Issue No. 14
What is Intuition?
Table of Contents
- Why Important
- What is not intuition
- Nature of Intuition
- Two types of intuition
- Applications of intuition
I. Why Important
Intuition is the capacity to perceive or know things directly without the use
of the logical mind. It can assess a situation correctly better than the mind.
Hence it is a very valuable faculty for understanding things and in decision-
making. Pure intuition is also the gateway to spirituality. The development of
intuition is the next step in human maturity.
II. What is not intuition
Intuition is not the same as extrasensory perception (ESP), although intuition
may make use of ESP. A person who experiences ESP, telepathy, or clairvoyance
is not necessarily intuitive. Some animals have ESP but we cannot speak of
them as intuitive at all. ESP is but the extension of sensory perceptions,
whereas intuition is a deeper level of consciousness, superior to the thinking
III. Nature of Intuition
To better understand intuition, we must realize that each individual has many
levels of consciousness, starting from the physical body, emotional nature,
mental nature, etc. Intuition is a faculty of perception that is beyond the
body, the emotions and the mind. It resides in a level of consciousness that
is called by several terms: intuitive consciousness, spiritual consciousness,
buddhic consciousness, etc. It is clear and active in some people, but not
Carl Jung: "Intuition as I conceive it is one of the basic functions of the
psyche, namely perception of the possibilities inherent in a situation.
IV. Two types of intuition
- Pure intuition: This is perception of an essence, a principle or
a truth in the spiritual plane and is essentially inexpressible through
words or descriptions. Pure intuition is in itself a spiritual
- Applied intuition: This is the application of intuition on the
concerns of the personality, whether in relationships, profession,
science, art, etc. Intuition can assess the information gathered by the
senses, feelings and thoughts, and integrate them to arrive at a wiser
and faster decision or conclusion.
V. Applications of intuition
- In Assessing Situations for Decision Making
Intuition is a very valuable faculty in making major decisions in life,
such as in deciding to:

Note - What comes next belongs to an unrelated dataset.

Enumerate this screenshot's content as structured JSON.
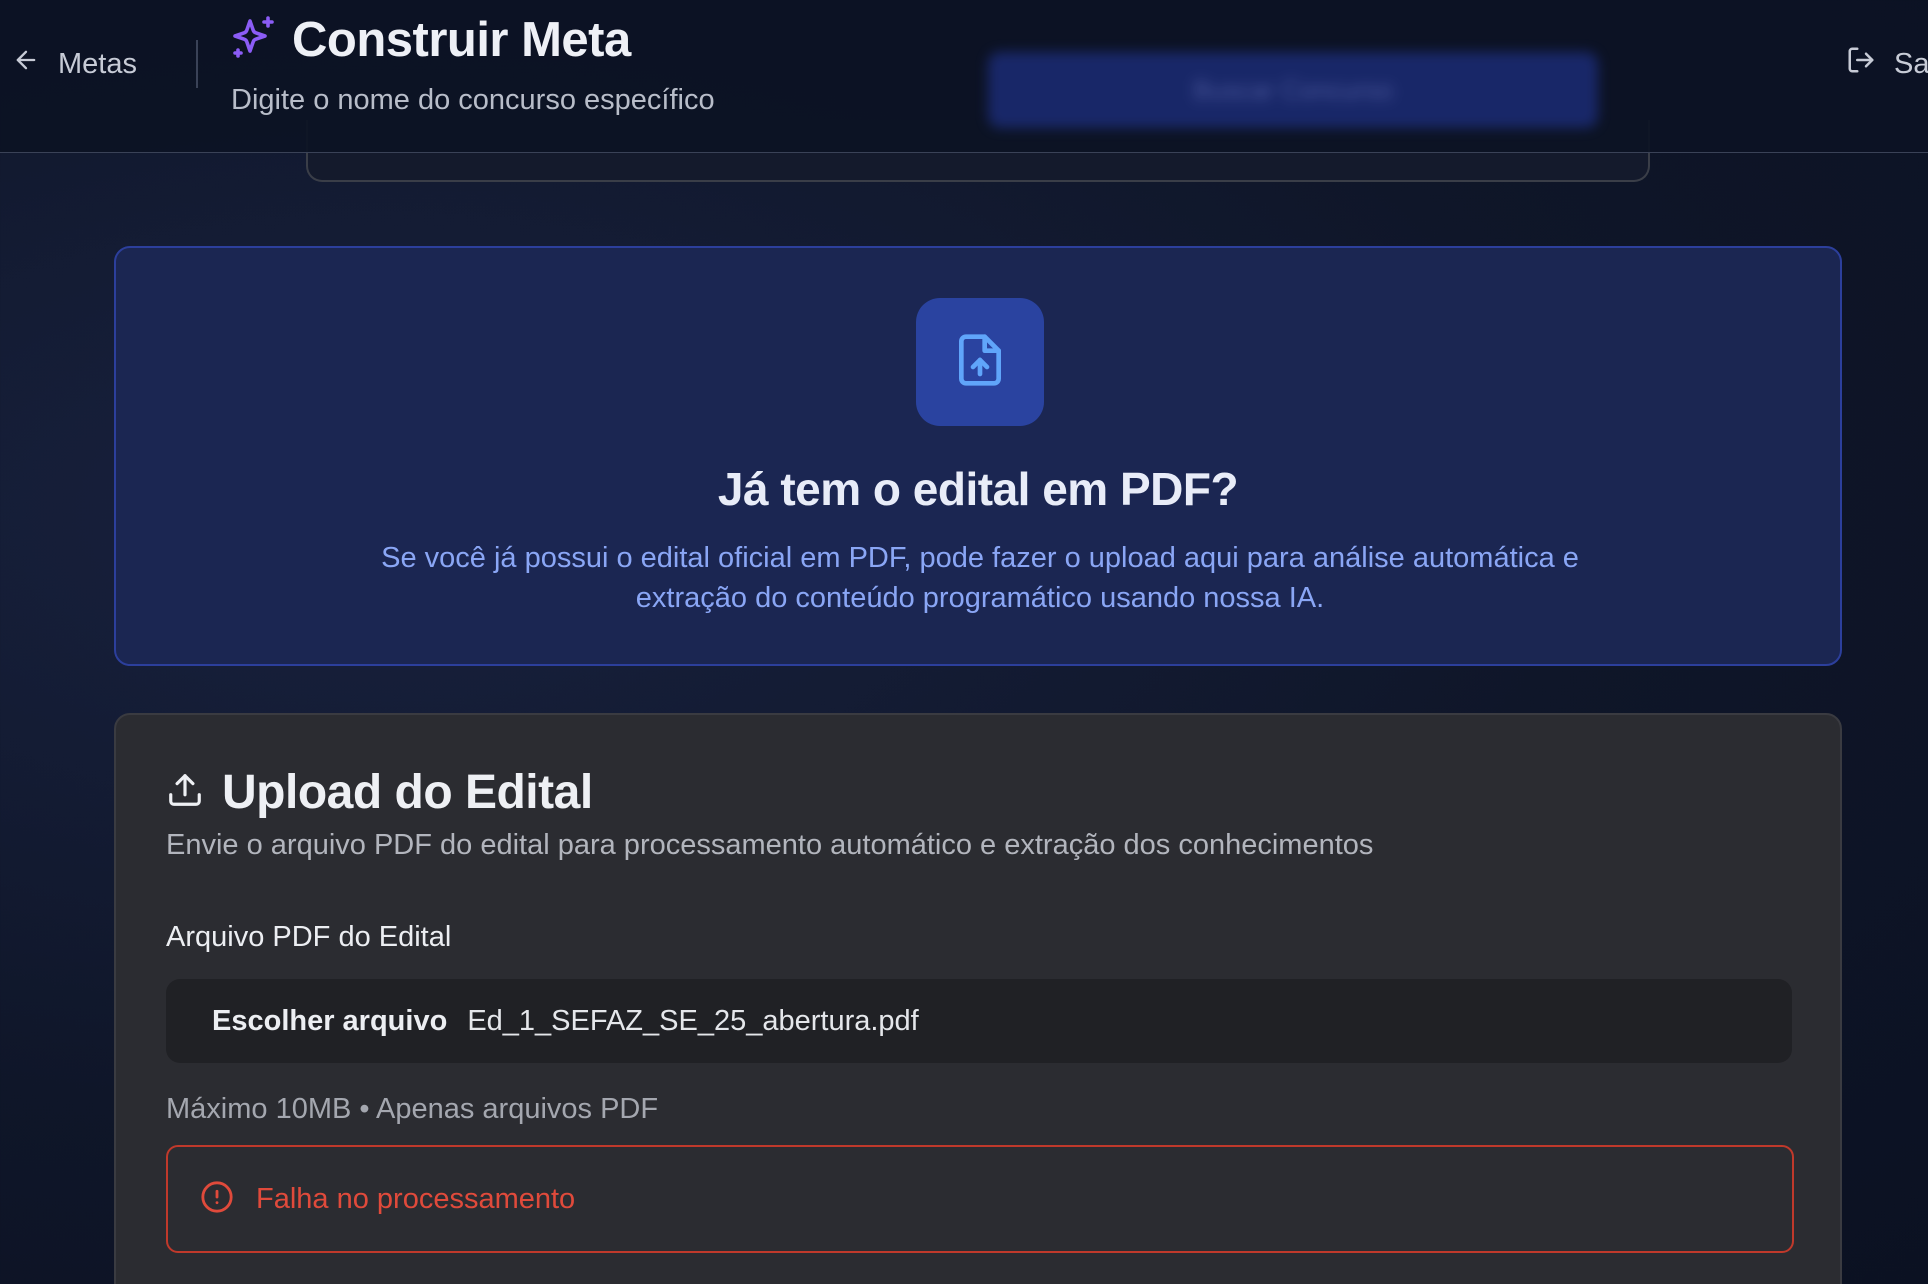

- Migrate or transfer new residence: One feels whether it is right to
migrate or to buy a particular house.
- Entering into partnerships or in deciding whom to marry.
- Undertaking long-term projects: intuition can assess whether it is
worth the long investment of time or not.
- Making evaluations (such as interviewing applicants, or when a judge
decides a case). Example: Cardozo.
- Accepting or rejecting opportunities in life: such as promotion,
- Others (such as Aquino's return and Gandhi's salt march)
Alexis Carrel, Nobel Prize winner in medicine: "All great men are
endowed with intuition. They know, without analysis, without
reasoning, what is important for them to know. A true leader of men
does not need psychological tests, or reference cards, when choosing
his subordinates. A good judge, without going into the details of
legal arguments, and even, according to Cardozo, starting from
erroneous premises, is capable of rendering a just sentence. A great
scientist instinctively takes the path leading to a discovery."
(Man, the Unknown)
- In Interpersonal Relationship
Intuition helps us understand another person deeply, beyond the surface
behavior and expressions of other people. We feel or sense whether a
person is deeply troubled, or whether the person is not being truthful.
Some doctors are able to diagnose correctly even without physical tests.
Example: Eric Berne.
- In Understanding Deeper Natural Principles
Logic has its limitations. In understanding deeper principles, intuition
is needed as a faculty that can synthesize. Discoveries in chemistry,
physics, and other fields have been attributed to intuition. Example:
Albert Einstein: "There are no logical paths to these laws, only
intuition resting on sympathetic understanding of experience
can reach them." John Maynard Keynes on Isaac Newton: "It was his
intuition which was preeminently extraordinary. So happy in his
conjectures that he seemed to know more than he could have possibly
any hope of proving. The proofs were dressed up afterwards; they
were not the instrument of discovery."
- In Understanding Spiritual Truths
Seeing deep truths in religion and spirituality requires insight that
transcends logical thinking. This includes such truths as compassion,
unity, religion vs. spirituality, etc.
Copyright 1995. Permission to reprint is granted provided acknowledgment is made to:
Theosophical Society in the Philippines, 1 Iba St., Quezon City, Philippines
"If five percent of the people work for peace, there will be peace."